- Tablets and smartphones live by a simpler set of rules. NIST Special Publication 800-124, published in July 2012 applies only to devices with "an operating system that is not a full-fledged desktop or laptop operating system," including smartphones and tablets. In essence it means that there is a different set of considerations for Windows 8 tablets for BYOD than for iPads — because Microsoft tablets such as the Surface Pro have a full-fledged laptop OS and iPads do not.
- Some standards, including PCI, specifically allow desktop virtualisation. Payment Card Industry (PCI) standards are prescriptive for device configuration, management, security, access, and more, but PCI also has provisions specifically permitting the use of virtual terminals. Auditors generally interpret this to mean that terminal services (e.g., Citrix) and hosted virtual desktop infrastructures are acceptable because no payment card data actually resides on the device at any time.
Clear policy and education form the proper foundation
Relying on technical controls alone is not effective, so effective BYOD governance starts with a clear policy and education. A signed BYOD agreement with each employee, along with adequate education on the risks and employees' responsibilities, are the absolute minimum. But electronically enforcing policies for employees incapable or unwilling to do their part is wise.
Take a holistic approach with your BYOD enablement strategy
A viable BYOD strategy addresses culture, responsibilities, education, policy, and technical controls. It recognizes the value that BYOD brings to employee engagement and performance and features a clear agreement between the organization and each BYOD employee that outlines what each is responsible for. Technology's role is to help foster safe behaviours, control information access, and verify ongoing compliance — all without getting in the way of creativity, productivity, collaboration, or other daily activities.
Create a technology approach that promotes engagement while enforcing the policy. In most cases, this means keeping employee-owned devices off of the corporate trust network while allowing access to information through secure proxies and interfaces. In regulated environments, it also means sensitive data is never stored on employee-owned devices, but in less stringent environments, it can mean simply controlling access to systems of record such as customer databases to prevent anyone from walking away with a data dump. Firms doing this well know a lot about the nuances of a wide range of technologies and develop capabilities for offering a wide range of services and access.

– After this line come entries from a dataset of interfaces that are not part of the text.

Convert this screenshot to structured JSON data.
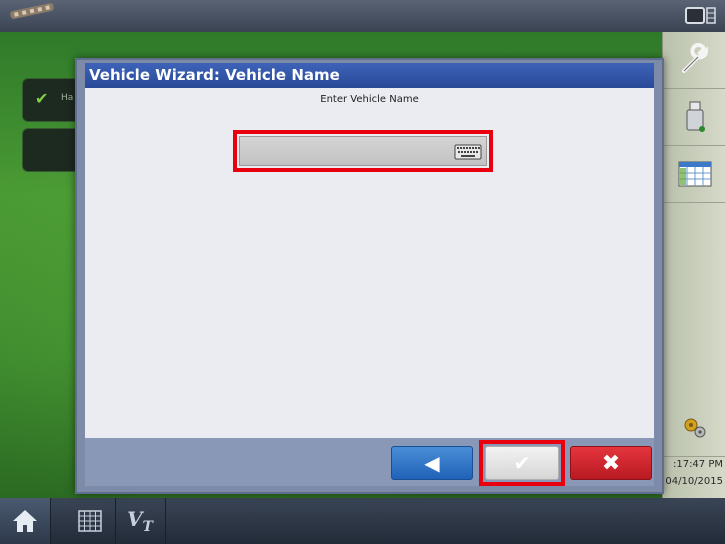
{
  "window": {
    "title": "Vehicle Wizard:  Vehicle Name",
    "prompt": "Enter Vehicle Name"
  },
  "vehicle_name_input": {
    "value": "",
    "placeholder": ""
  },
  "background": {
    "card_label": "Ha"
  },
  "buttons": {
    "back_glyph": "◀",
    "ok_glyph": "✔",
    "cancel_glyph": "✖"
  },
  "status": {
    "time": ":17:47 PM",
    "date": "04/10/2015"
  },
  "bottom_nav": {
    "vt_label": "V",
    "vt_sub": "T"
  },
  "colors": {
    "title_bar": "#2f55a8",
    "back_button": "#2f74c8",
    "cancel_button": "#d02a32",
    "highlight_box": "#e8000e",
    "map_green": "#3d8a2e"
  },
  "icons": [
    "gps-icon",
    "display-icon",
    "wrench-icon",
    "usb-drive-icon",
    "calendar-icon",
    "settings-gears-icon",
    "home-icon",
    "grid-icon",
    "keyboard-icon"
  ]
}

For those of you responsible for BYOD programs where you work, what do you think? What are you learning as you work with legal and audit teams?
Posted by David Johnson